#### [TASK BRIEF]
Report every line below that has the string "meta" in it.
═══ DATA SUPPLIED
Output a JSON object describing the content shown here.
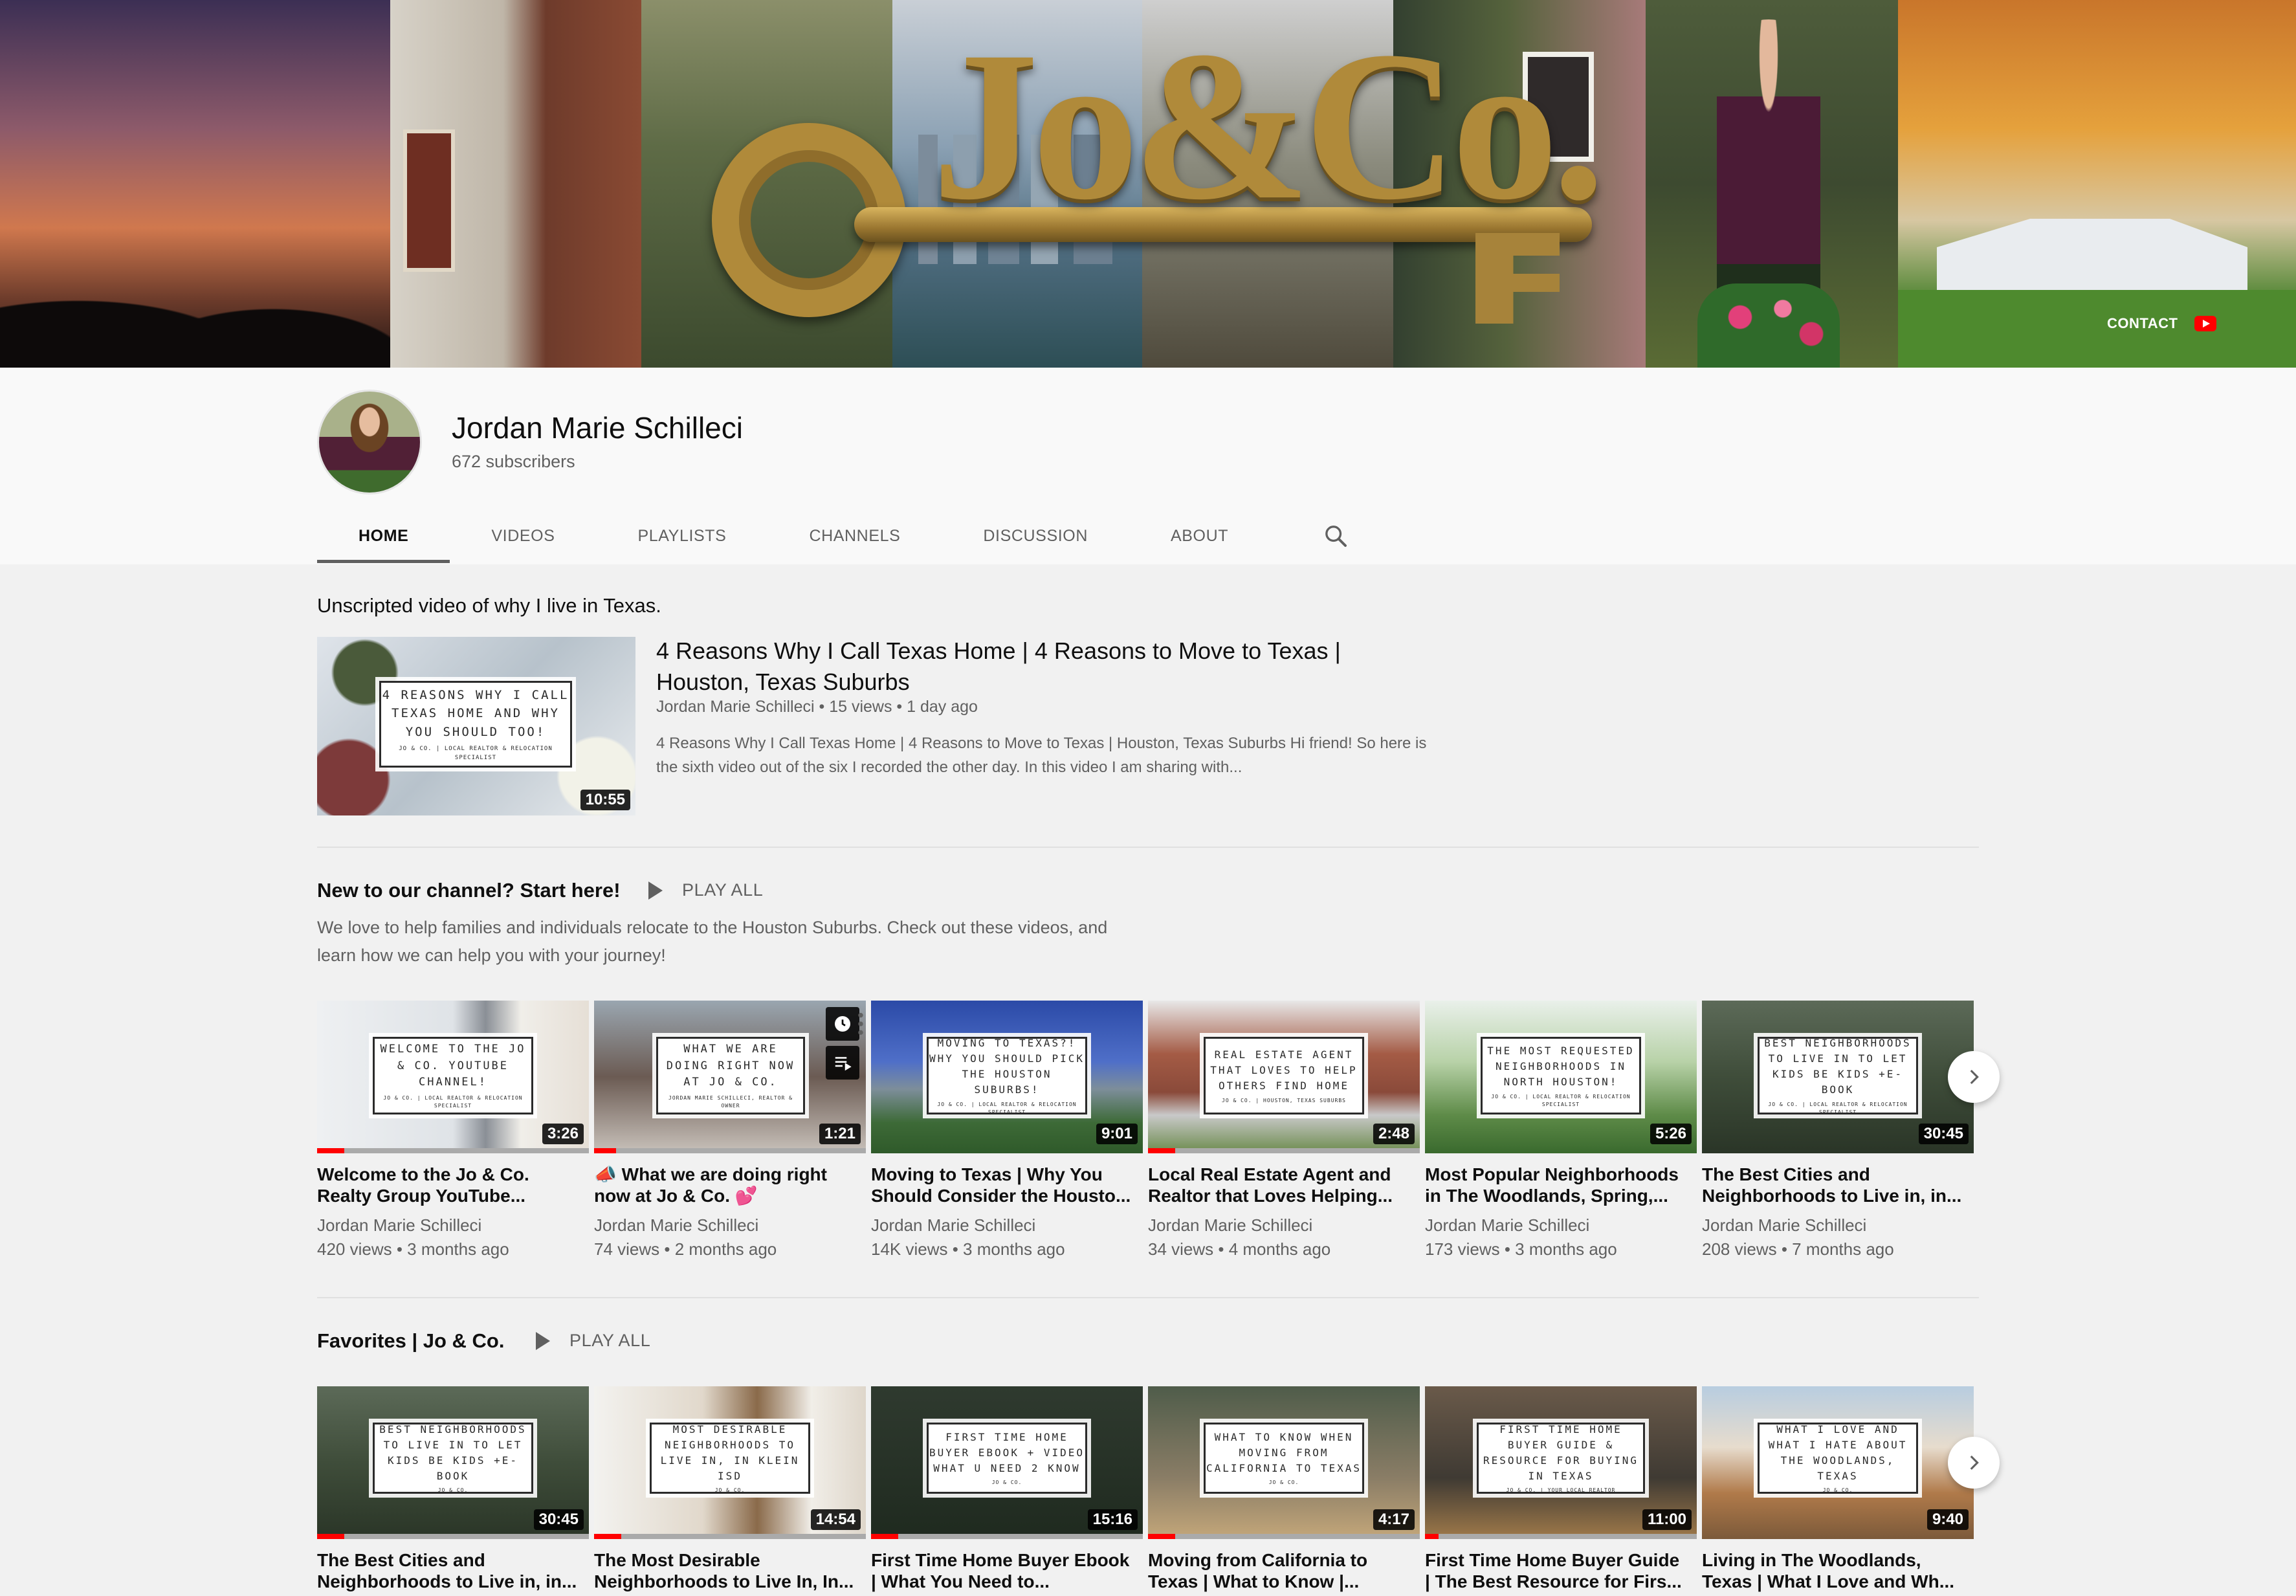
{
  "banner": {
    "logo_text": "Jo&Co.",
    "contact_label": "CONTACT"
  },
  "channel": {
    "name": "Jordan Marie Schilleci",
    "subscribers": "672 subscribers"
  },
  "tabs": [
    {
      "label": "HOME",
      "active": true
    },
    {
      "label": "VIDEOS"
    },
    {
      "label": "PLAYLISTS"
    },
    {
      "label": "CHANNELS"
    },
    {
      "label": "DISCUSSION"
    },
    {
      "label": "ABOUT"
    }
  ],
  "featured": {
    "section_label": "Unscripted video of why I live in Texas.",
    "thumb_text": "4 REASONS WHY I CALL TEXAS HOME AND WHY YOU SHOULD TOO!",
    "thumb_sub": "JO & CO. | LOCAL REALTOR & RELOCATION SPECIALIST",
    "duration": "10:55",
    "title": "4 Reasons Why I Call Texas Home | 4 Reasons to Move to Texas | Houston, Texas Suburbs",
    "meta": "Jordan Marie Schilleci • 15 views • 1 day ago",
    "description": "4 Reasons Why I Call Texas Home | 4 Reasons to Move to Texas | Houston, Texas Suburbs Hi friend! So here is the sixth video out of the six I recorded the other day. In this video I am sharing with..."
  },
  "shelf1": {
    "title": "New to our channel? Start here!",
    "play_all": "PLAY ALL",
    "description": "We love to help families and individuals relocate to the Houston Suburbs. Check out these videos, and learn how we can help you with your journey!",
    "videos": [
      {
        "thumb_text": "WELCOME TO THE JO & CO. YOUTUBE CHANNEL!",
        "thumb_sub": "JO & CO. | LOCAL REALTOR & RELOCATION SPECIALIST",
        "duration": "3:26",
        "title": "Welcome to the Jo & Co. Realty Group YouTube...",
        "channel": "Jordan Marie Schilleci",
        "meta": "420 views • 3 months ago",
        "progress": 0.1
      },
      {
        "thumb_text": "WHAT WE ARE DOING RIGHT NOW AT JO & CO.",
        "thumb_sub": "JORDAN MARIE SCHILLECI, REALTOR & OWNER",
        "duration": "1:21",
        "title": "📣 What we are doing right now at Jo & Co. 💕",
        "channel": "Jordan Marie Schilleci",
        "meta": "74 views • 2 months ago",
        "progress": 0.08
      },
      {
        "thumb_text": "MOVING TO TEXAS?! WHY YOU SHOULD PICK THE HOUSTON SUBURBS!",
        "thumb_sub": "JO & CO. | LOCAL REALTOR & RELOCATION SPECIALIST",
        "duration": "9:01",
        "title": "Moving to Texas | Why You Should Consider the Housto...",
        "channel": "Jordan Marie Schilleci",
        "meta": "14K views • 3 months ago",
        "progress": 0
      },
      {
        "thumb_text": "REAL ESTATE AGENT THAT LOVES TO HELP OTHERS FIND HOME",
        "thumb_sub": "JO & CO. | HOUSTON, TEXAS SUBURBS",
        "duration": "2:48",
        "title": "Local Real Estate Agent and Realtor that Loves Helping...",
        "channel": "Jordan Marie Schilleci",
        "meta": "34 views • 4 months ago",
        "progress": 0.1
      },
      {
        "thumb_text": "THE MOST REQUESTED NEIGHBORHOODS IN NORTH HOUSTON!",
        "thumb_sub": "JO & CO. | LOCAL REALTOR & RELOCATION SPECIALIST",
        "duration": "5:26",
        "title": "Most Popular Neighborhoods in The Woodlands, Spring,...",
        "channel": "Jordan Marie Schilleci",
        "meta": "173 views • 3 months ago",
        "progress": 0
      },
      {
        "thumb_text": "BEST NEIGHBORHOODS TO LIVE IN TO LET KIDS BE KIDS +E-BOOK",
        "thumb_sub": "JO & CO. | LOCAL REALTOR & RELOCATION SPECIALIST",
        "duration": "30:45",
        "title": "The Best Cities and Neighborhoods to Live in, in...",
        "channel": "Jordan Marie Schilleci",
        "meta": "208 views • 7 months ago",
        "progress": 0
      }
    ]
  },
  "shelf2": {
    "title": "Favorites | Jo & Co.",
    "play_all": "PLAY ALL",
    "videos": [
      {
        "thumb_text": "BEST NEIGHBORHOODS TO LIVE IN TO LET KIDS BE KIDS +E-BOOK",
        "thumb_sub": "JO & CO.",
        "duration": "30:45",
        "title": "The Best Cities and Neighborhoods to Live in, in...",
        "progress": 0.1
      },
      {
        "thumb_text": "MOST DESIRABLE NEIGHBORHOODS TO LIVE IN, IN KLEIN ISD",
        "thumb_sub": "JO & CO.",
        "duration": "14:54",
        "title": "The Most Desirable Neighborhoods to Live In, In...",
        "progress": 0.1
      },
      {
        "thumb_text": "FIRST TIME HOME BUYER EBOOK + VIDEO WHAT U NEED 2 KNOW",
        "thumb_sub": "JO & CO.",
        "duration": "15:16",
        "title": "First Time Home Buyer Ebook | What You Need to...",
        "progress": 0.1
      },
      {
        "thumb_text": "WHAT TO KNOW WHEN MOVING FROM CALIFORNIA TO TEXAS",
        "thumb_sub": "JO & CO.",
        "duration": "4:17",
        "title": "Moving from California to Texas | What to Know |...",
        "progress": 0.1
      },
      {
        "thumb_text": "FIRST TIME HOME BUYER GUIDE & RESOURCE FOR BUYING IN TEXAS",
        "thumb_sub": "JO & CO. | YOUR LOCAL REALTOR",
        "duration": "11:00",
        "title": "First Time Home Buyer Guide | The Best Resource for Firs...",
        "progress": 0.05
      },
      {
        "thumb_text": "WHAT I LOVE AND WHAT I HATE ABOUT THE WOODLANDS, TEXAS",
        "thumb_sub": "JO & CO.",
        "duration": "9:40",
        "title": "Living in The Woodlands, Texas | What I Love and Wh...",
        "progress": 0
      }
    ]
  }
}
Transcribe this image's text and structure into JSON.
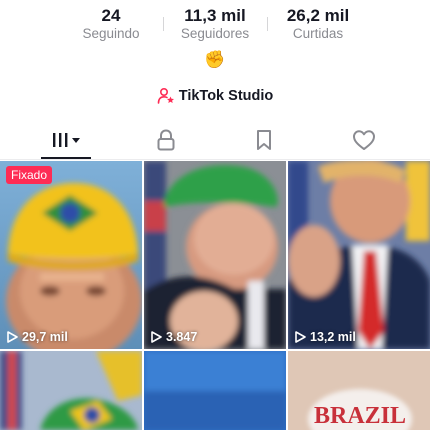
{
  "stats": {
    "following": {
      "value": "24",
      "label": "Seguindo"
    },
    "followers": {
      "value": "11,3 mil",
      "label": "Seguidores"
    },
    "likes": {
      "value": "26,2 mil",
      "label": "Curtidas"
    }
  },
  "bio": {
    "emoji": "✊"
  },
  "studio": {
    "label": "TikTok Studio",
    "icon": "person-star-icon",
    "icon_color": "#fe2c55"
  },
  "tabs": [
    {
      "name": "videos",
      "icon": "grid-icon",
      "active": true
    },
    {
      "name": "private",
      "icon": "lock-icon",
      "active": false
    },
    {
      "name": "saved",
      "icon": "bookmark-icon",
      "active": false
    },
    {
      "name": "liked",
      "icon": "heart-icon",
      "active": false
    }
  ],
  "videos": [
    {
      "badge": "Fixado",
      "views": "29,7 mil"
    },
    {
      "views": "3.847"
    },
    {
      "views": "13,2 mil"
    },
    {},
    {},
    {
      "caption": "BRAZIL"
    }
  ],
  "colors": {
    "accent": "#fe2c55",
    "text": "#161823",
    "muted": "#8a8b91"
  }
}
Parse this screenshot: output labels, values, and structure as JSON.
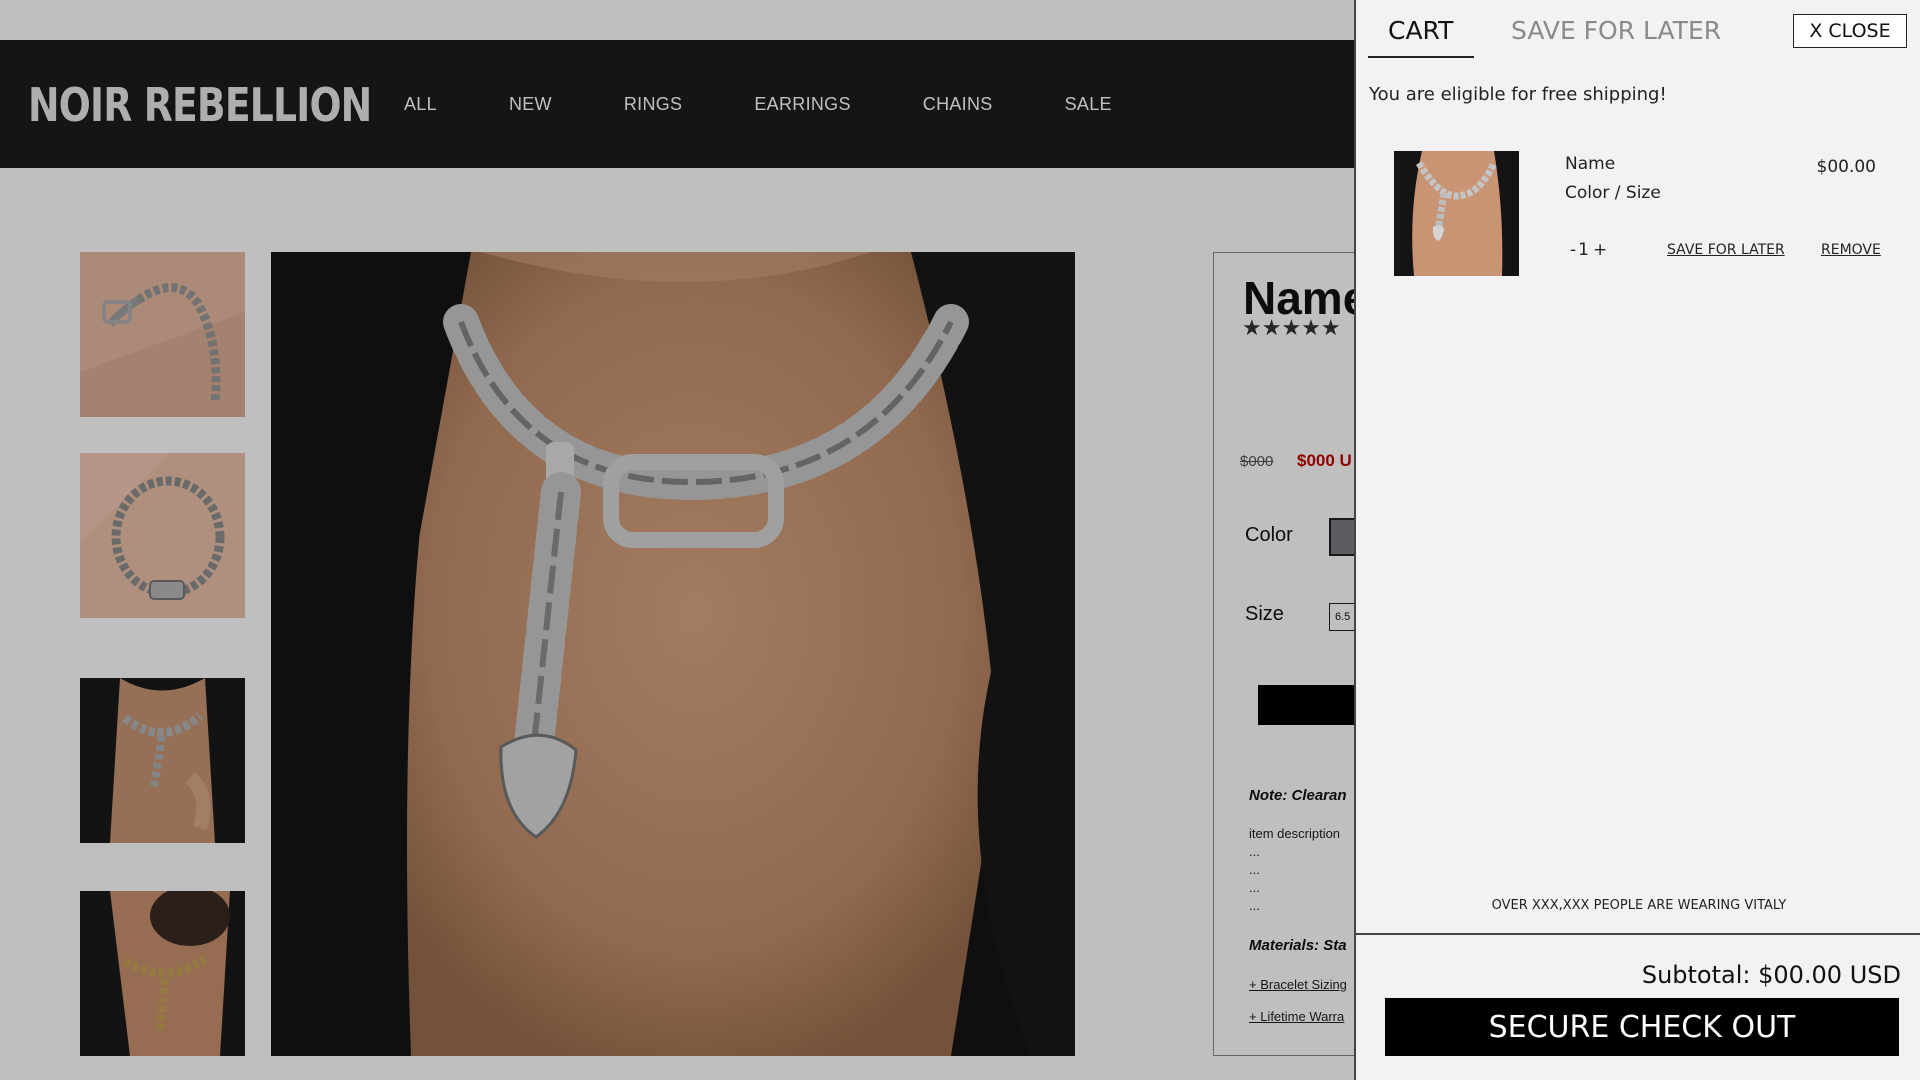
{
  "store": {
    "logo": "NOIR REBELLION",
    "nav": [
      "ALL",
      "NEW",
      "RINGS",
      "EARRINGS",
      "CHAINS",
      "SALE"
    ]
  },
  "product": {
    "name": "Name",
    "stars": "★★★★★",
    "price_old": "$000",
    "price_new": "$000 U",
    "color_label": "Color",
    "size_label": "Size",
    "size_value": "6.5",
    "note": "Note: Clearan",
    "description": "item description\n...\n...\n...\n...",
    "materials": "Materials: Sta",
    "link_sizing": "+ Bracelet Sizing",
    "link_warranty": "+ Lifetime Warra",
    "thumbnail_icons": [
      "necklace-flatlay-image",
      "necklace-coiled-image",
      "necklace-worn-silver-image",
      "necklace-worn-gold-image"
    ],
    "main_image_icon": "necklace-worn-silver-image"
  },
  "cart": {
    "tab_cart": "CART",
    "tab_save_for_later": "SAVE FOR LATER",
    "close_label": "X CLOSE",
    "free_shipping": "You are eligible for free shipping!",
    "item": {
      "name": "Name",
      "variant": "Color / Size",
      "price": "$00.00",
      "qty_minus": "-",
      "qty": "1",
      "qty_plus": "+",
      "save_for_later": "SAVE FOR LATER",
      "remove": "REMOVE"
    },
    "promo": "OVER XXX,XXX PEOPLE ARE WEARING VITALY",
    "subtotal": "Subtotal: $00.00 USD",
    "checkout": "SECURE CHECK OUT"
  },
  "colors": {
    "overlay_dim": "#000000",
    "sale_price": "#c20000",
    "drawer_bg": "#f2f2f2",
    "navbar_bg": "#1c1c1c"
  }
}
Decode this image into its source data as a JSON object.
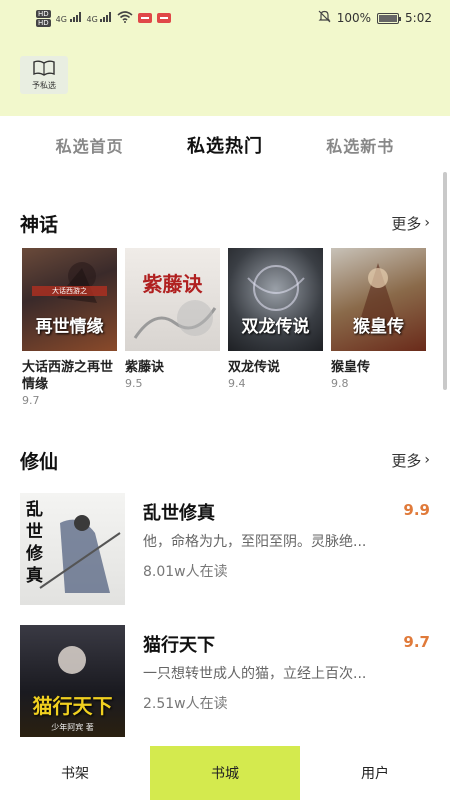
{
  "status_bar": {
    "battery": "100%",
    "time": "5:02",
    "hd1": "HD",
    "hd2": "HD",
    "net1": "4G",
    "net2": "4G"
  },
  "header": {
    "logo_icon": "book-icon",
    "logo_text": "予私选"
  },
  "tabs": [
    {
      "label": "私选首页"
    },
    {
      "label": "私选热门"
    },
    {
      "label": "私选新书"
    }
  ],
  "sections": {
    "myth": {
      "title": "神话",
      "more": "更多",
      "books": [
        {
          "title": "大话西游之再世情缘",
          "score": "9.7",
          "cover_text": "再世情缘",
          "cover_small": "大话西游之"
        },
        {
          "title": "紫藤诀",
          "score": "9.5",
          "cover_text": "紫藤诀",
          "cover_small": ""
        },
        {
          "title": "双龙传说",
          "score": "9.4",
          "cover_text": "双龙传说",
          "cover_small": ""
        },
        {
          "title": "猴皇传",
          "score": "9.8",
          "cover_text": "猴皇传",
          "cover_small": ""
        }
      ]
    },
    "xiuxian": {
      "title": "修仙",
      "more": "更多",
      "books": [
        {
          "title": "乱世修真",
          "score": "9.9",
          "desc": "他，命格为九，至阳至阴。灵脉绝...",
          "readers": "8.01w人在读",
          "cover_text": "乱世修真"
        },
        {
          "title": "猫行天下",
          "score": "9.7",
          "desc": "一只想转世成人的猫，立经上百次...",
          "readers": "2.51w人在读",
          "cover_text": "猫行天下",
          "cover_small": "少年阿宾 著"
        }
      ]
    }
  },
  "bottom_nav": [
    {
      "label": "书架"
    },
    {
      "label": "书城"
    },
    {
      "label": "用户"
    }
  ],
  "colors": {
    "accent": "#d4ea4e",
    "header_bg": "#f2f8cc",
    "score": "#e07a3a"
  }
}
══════
#### [OUTPUT OF THE TASK]
    "meta": "Jordan Marie Schilleci • 15 views • 1 day ago",
        "meta": "420 views • 3 months ago",
        "meta": "74 views • 2 months ago",
        "meta": "14K views • 3 months ago",
        "meta": "34 views • 4 months ago",
        "meta": "173 views • 3 months ago",
        "meta": "208 views • 7 months ago",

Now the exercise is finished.